Cri-du-chat syndrome (cat cry syndrome)

  • Definition: rare syndrome caused by a chromosome 5 aberration.
  • Epidemiology: sex distribution: > (2:1)
  • Etiology: microdeletion of the short arm at chromosome 5 (46,XX or XY, 5p‑).
  • Clinical features
    • Cat-like, high-pitched crying in affected infants
    • Cardiac abnormalities (VSD)
    • Intellectual disability
    • Single palmar crease
    • Dysmorphic facial features (e.g., microcephaly, epicanthal folds, broad nasal bridge, downward-slanting palpebral fissures, moon facies, widely spaced eyes)
    • Skeletal abnormalities
  • Treatment
    • Symptomatic treatment
    • Early psychological and physical assistance
  • Prognosis: A normal life expectancy is possible, but depends on the accompanying symptoms and therapeutic assistance.

References:[20][21][22]

Rett syndrome

  • Definition: X-linked disorder with progressive loss of intelligence and cognitive abilities such as language, locomotion, and fine motor skills
  • Etiology: X-linked dominant gene mutation (in methyl-CpG binding protein 2 [MECP2] gene)
    • Usually not an inherited gene defect, but rather a sporadic mutation. The mutated copy of the MECP2 gene is often associated with the paternal allele, as it occurs randomly during spermatogenesis → primarily females are affected
      • Since it is usually a sporadic mutation, individual risk does not increase if relatives are affected.
  • Clinical features
    • Affects females almost exclusively
    • Normal development and then onset between 7–24 months of age
  • Diagnosis: : a combination of typical clinical presentation and gene mutation detection
  • Prognosis: There is not enough data regarding life expectancy beyond the the age of 40, as long-term studies are not available and the disease is fairly rare.

References:[2][23][24]

Williams syndrome
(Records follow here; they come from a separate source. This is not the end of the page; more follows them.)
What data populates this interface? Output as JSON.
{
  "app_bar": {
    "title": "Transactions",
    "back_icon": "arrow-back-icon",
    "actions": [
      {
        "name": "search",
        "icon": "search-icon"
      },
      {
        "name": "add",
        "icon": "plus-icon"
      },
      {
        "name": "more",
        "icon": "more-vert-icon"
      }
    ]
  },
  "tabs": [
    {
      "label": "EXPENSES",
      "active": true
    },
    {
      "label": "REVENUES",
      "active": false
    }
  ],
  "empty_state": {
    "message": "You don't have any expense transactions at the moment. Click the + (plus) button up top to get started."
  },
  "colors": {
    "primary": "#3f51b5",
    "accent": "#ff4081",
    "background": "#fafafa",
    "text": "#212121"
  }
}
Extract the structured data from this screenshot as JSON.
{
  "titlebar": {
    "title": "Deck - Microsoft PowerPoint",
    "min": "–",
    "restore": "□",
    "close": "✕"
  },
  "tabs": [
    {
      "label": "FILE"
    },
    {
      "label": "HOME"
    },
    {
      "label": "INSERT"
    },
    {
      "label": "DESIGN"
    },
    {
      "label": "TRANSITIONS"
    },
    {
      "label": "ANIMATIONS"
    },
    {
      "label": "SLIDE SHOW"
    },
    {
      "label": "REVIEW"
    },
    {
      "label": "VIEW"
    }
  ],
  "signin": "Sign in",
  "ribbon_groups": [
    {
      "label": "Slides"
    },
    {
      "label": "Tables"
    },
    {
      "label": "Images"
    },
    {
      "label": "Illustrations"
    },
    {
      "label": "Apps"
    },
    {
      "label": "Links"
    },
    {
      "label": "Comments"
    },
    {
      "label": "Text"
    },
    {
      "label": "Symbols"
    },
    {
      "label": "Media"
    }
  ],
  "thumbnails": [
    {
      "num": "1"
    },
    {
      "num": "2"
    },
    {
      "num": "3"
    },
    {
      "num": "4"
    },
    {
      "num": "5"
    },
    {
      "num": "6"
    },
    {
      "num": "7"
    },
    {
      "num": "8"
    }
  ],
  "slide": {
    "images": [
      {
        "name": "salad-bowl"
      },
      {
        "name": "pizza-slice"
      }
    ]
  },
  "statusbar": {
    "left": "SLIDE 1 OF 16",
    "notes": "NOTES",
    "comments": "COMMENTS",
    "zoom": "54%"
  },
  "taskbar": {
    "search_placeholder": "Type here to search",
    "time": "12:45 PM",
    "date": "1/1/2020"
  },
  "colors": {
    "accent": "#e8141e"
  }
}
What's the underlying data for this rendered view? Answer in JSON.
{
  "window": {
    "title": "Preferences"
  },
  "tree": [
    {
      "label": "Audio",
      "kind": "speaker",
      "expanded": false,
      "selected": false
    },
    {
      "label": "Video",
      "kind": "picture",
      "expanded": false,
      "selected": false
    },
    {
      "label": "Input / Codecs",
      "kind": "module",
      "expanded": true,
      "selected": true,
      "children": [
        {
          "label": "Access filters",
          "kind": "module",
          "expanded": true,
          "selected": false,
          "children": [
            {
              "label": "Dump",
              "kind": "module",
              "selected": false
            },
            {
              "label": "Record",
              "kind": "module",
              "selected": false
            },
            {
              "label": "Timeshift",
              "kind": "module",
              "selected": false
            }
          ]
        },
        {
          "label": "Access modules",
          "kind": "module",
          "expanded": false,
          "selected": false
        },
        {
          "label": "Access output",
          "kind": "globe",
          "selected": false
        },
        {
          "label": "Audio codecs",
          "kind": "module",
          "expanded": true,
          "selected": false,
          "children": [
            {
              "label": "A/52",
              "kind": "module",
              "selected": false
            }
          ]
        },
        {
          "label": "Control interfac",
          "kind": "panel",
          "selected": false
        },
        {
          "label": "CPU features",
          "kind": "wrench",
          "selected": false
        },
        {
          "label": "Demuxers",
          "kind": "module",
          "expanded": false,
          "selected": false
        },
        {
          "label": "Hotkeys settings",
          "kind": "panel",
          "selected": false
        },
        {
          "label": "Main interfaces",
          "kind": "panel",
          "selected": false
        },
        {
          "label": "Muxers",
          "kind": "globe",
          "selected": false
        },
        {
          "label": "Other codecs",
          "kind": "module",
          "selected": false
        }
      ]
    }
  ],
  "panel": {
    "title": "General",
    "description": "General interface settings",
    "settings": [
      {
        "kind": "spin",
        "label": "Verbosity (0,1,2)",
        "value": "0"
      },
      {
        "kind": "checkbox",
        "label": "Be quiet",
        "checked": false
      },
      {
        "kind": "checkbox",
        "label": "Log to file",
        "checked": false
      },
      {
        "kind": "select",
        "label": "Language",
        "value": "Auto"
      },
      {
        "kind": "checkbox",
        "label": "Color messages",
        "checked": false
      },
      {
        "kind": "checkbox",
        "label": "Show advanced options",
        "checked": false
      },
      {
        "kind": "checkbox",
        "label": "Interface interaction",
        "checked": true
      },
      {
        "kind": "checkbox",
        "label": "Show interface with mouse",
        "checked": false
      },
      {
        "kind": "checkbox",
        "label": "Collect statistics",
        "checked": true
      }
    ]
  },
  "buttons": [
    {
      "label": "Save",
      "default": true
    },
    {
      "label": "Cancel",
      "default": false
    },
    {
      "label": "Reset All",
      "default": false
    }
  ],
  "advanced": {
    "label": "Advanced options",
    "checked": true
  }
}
  • Definition: multisystem developmental disorder caused due to deletion at chromosome 7
  • Etiology: deletion of the long arm of chromosome 7 (deleted region includes the elastin gene)
  • Clinical features
    • Characteristic cognitive abnormalities (including intellectual disability and hypersociability)
    • Characteristic facial features (“elfin” facies): midfacial hypoplasia, short palpebral fissure, wide forehead, flattened nasal bridge, anteverted nostrils, long philtrum, hypodontia
    • Cardiovascular malformations (esp. supravalvular aortic stenosis)
    • Hypercalcemia (impaired sensitivity to vitamin D)
    • Potential malformations and development problems in multiple organ systems
  • Diagnosis: : a combination of typical clinical presentation and gene mutation detection

References:[2][25]

Rubinstein-Taybi syndrome

  • Definition: inherited syndrome (CREBBP gene mutation ) with characteristic facial dysmorphia
  • Clinical features
    • Typical facial shape: highly arched eyebrows, beaked nose with hypoplastic wing of the nose
    • During infancy: hairy forehead
    • Short stature
    • Broad thumbs and toes
    • Intellectual disability
  • Prognosis: usually poor; infants born with this disorder usually survive only to early childhood

References:[26][27]

Smith-Lemli-Opitz syndrome

References:[28][29]

Albright hereditary osteodystrophy (Martin-Albright syndrome)

References:[2][30]

Noonan syndrome

References:[31][32]

Silver-Russell syndrome

  • Definition: : rare, sporadic syndrome associated with intrauterine growth retardation
  • Clinical features
    • Infant length
    • Relative macrocephaly
    • Dysmorphic facial features: asymmetric triangular face with a high forehead and drooping labial commissures
    • Clinodactyly (crooked finger)
    • Normal or mildly impaired cognitive development

References:[31][33]